On Mon, Nov 25, 2002 at 10:01:52AM -0000, atul srivastava wrote:
> >The whole watch stuff in the the kernel is pretty much an ad-hoc
> >which I did create to debug a stack overflow. I'm sure if
> >going to use it you'll find problems. For userspace for example
> >have to switch the watch register when switching the MMU context
> >each process gets it's own virtual watch register.
> Beyond that there
> >are at least two different formats of watch registers implemented
> >actual silicon, the original R4000-style and the MIPS32/MIPS64
> >watch registers and the kernel's watch code only know the R4000
(It's horrible what mailprograms accounts do to mail formatting ...)
> my cpu manual ( IDT RC32334) talks about two watch registers
> CP0_IWATCH and CP0_DWATCH where it is required to just put desired
> VIRTUAL( bits 2--31) addresses to be watched , there is no mention
> of CP0_WATCHLO and CP0_WATCHHI .
> additionally i guees for userspace virtual watch register problem,
> the hardware takes care of all , i just need to specify my virual
> address this is what i understand from my manual.
> and one more problem i face when i try to debug a mysterious page
> fault problem, that i get my watch exception but after page fault
> ..hence I can't really debug , shouldn't the priority of watch
> exceptions should be higher than atleast instruction fetch
> exception.? or the scope of debugging by watch exception is
> limited by design.....

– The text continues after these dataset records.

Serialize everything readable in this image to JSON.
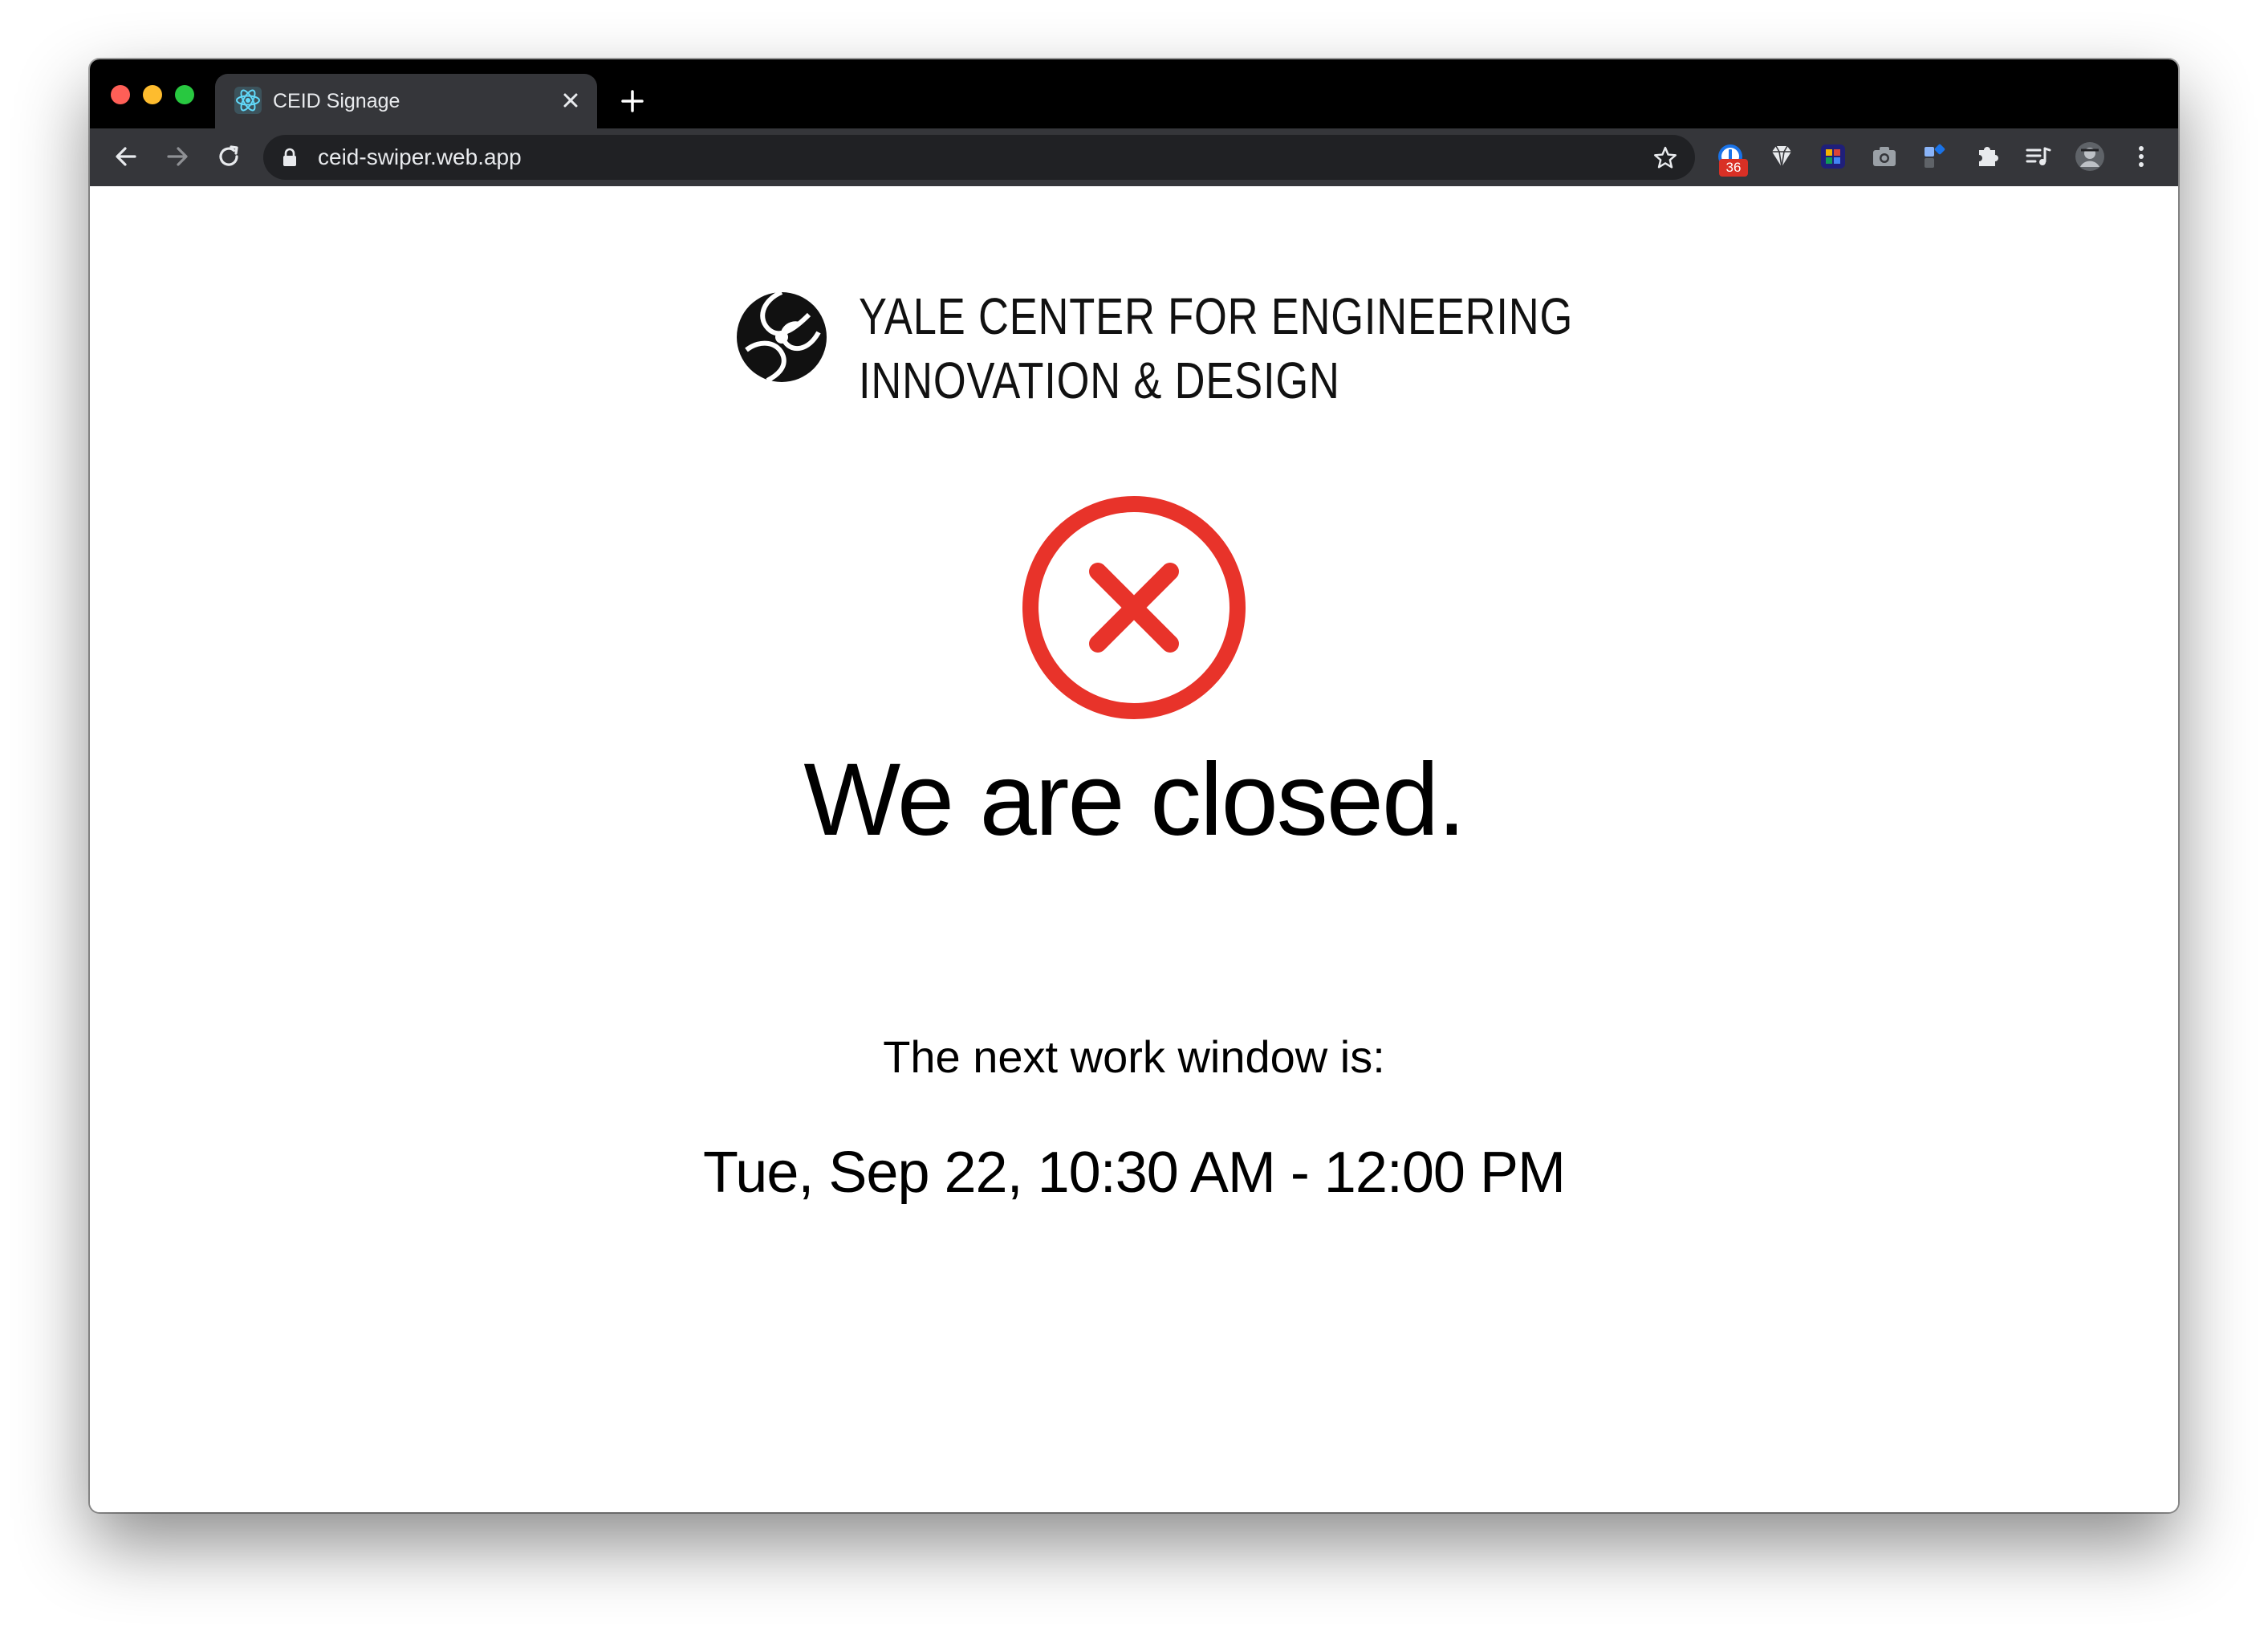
{
  "browser": {
    "tab": {
      "title": "CEID Signage",
      "favicon": "react-atom-icon"
    },
    "address_bar": {
      "url": "ceid-swiper.web.app",
      "secure_icon": "lock-icon"
    },
    "extensions_badge": "36"
  },
  "page": {
    "logo": {
      "line1": "YALE CENTER FOR ENGINEERING",
      "line2": "INNOVATION & DESIGN"
    },
    "status_icon": "closed-x-icon",
    "status_color": "#e8332a",
    "headline": "We are closed.",
    "next_label": "The next work window is:",
    "next_window": "Tue, Sep 22, 10:30 AM - 12:00 PM"
  }
}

No, the watch exception is one of the lowest priority exceptions. In case
EXL/ERL are set it might even be defered making it the lowest priority